Human missions, but not only
The proposed method may provide oxygen for breathing. And fuel to return to Earth, since carbon dioxide and oxygen can be used to make blends for the propulsion of space vehicles. “It would minimize the risks for the crew and the mission, and reduce logistics. Because it allows increased spacecraft shield and self-sufficiency. In addition, it would also reduce costs by requiring fewer launch vehicles to complete the mission”, says on the scientific paper.
The scientific paper also states that “Mars is the next step in the journey to the Universe.” As examples of that will, it points out the European Space Agency (ESA) and NASA’s Red Dragon program. The latter is actually a partnership with SpaceX, the company of Elon Musk, the billionaire who already publicized the desire to colonize Mars with one million people in less than 100 years.
In March 2016, for the first part of ExoMars, the Trace Gas Orbiter probe and the Schiaparelli landing module was launched.
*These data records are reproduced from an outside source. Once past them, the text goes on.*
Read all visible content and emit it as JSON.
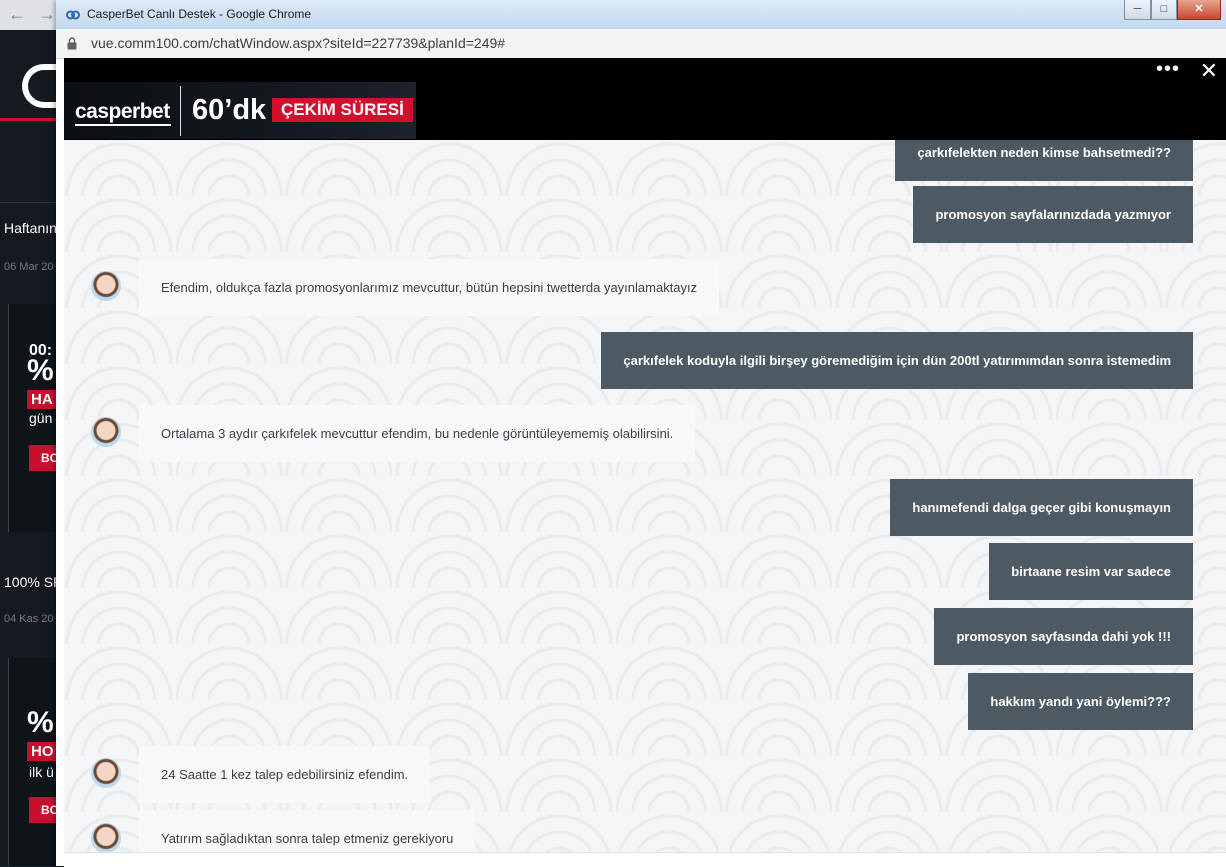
{
  "background_page": {
    "text_1": "Haftanın",
    "date_1": "06 Mar 20",
    "card_1_line_1": "00:",
    "card_1_line_2": "%",
    "card_1_line_3": "HA",
    "card_1_line_4": "gün",
    "card_1_button": "BO",
    "text_2": "100% SP",
    "date_2": "04 Kas 20",
    "card_2_line_1": "%",
    "card_2_line_2": "HO",
    "card_2_line_3": "ilk ü",
    "card_2_button": "BO"
  },
  "window": {
    "title": "CasperBet Canlı Destek - Google Chrome",
    "minimize": "─",
    "maximize": "□",
    "close": "✕"
  },
  "address": {
    "url": "vue.comm100.com/chatWindow.aspx?siteId=227739&planId=249#"
  },
  "header": {
    "logo": "casperbet",
    "banner_duration": "60’dk",
    "banner_highlight": "ÇEKİM SÜRESİ",
    "more": "•••",
    "close": "✕"
  },
  "messages": [
    {
      "sender": "user",
      "text": "çarkıfelekten neden kimse bahsetmedi??"
    },
    {
      "sender": "user",
      "text": "promosyon sayfalarınızdada yazmıyor"
    },
    {
      "sender": "agent",
      "text": "Efendim, oldukça fazla promosyonlarımız mevcuttur, bütün hepsini twetterda yayınlamaktayız"
    },
    {
      "sender": "user",
      "text": "çarkıfelek koduyla ilgili birşey göremediğim için dün 200tl yatırımımdan sonra istemedim"
    },
    {
      "sender": "agent",
      "text": "Ortalama 3 aydır çarkıfelek mevcuttur efendim, bu nedenle görüntüleyememiş olabilirsini."
    },
    {
      "sender": "user",
      "text": "hanımefendi dalga geçer gibi konuşmayın"
    },
    {
      "sender": "user",
      "text": "birtaane resim var sadece"
    },
    {
      "sender": "user",
      "text": "promosyon sayfasında dahi yok !!!"
    },
    {
      "sender": "user",
      "text": "hakkım yandı yani öylemi???"
    },
    {
      "sender": "agent",
      "text": "24 Saatte 1 kez talep edebilirsiniz efendim."
    },
    {
      "sender": "agent",
      "text": "Yatırım sağladıktan sonra talep etmeniz gerekiyoru"
    }
  ]
}
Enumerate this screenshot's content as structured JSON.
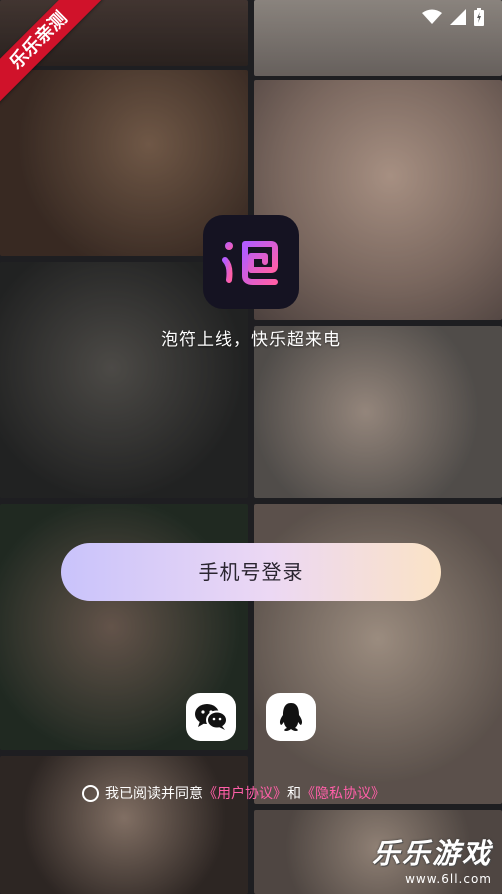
{
  "ribbon": {
    "text": "乐乐亲测"
  },
  "app": {
    "logo_char": "泡",
    "tagline": "泡符上线，快乐超来电"
  },
  "login": {
    "phone_button": "手机号登录"
  },
  "social": {
    "wechat": "wechat-icon",
    "qq": "qq-icon"
  },
  "agreement": {
    "prefix": "我已阅读并同意",
    "user_terms": "《用户协议》",
    "and": "和",
    "privacy": "《隐私协议》"
  },
  "watermark": {
    "title": "乐乐游戏",
    "url": "www.6ll.com"
  },
  "colors": {
    "accent": "#ff5fa8",
    "ribbon": "#d0122a",
    "logo_bg": "#151322"
  }
}
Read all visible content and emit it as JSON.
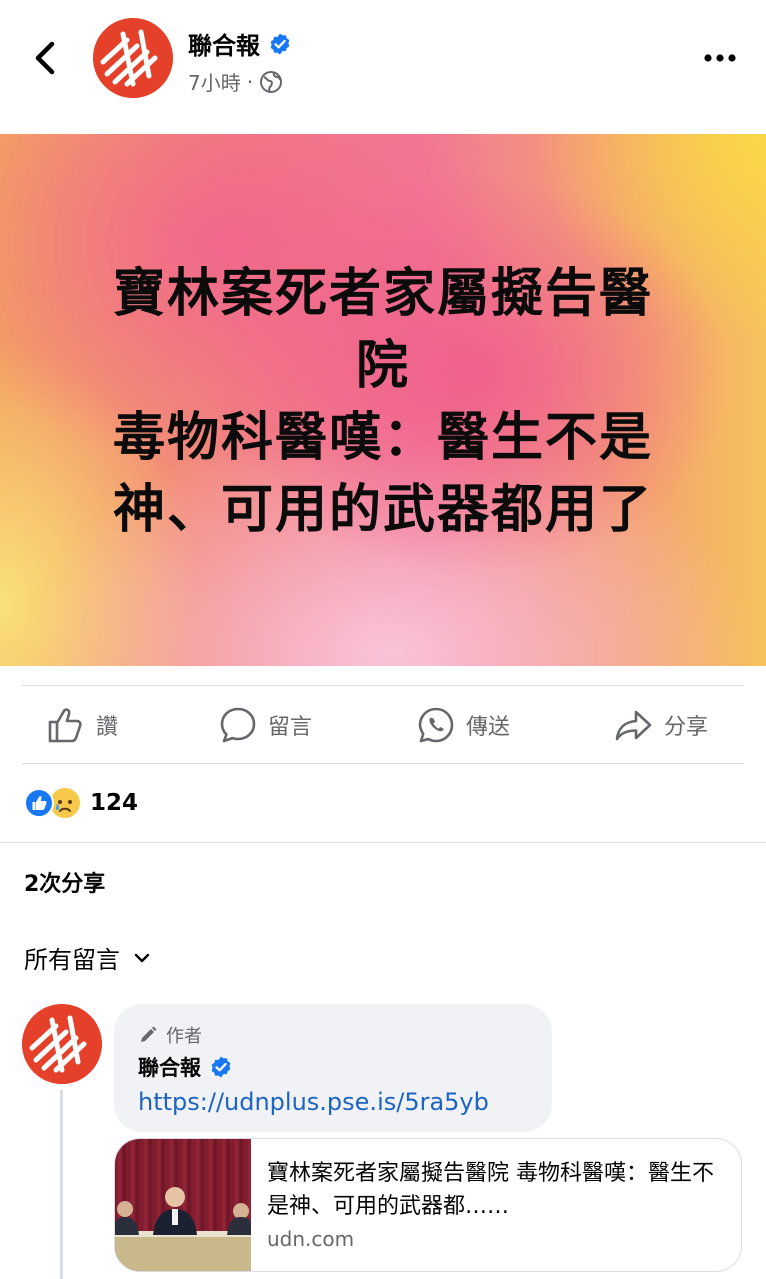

But Schiaparelli eventually crashed into Martian soil, known as a cemetery of space devices. Before this end, the company Airbus Defense and Space began to build the rover for the second part of the program.
Last year, the then President of the United States, Barack Obama, said he wanted to send humans to Mars by 2030 and make them return to Earth safely. In April of this year, Donald Trump, the current US President, confessed that he would like to see Americans on Mars from three to seven years from now. Earlier this month, he instructed NASA to take astronauts to the moon to look at Mars. Vice President Mike Pence had already spoken about the change of plans. “NASA astronauts will return to the Moon. not only to leave footprints and flags but to build the bases we need to send Americans to Mars and beyond”, he told the National Space Council, which was resurrected with a ceremony at the Smithsonian National Air and Space Museum (Virginia).
Going back to plasma technology, it may be the key to getting back to witness astronauts on another solo beyond the lunar. Even just inside a small space station on Mars. “We started thinking about it almost like kids pretending to be astronauts”, tells Vasco Guerra. He adds that the project started by using plasma to decompose carbon dioxide on Earth into applications related to other challenges, such as climate change and the growing production of renewable energy. “But as we continued to think about it [creating oxygen on Mars], we began to realize that maybe it was a good idea.”
The PREMiERE project intends to use carbon dioxide on Earth as a raw material to make fuel and it has led to an interplanetary project. The inspiration came during a lecture of Dava Newman, then deputy administrator of NASA, about future missions to Mars. “During the lecture, I realized that it might be possible to adapt the knowledge acquired in the PREMiERE project in some way”, confessed Vasco Guerra.
The IPFN team is, with other researchers from IST and the University of Porto, developing what Vasco Guerra explains to be the theory. Meaning the models and simulation of the entire process. In turn, the University of Paris has been doing CO2 decomposition experiments and the Technological University of Eindhoven (Netherlands) is also collaborating on the research. The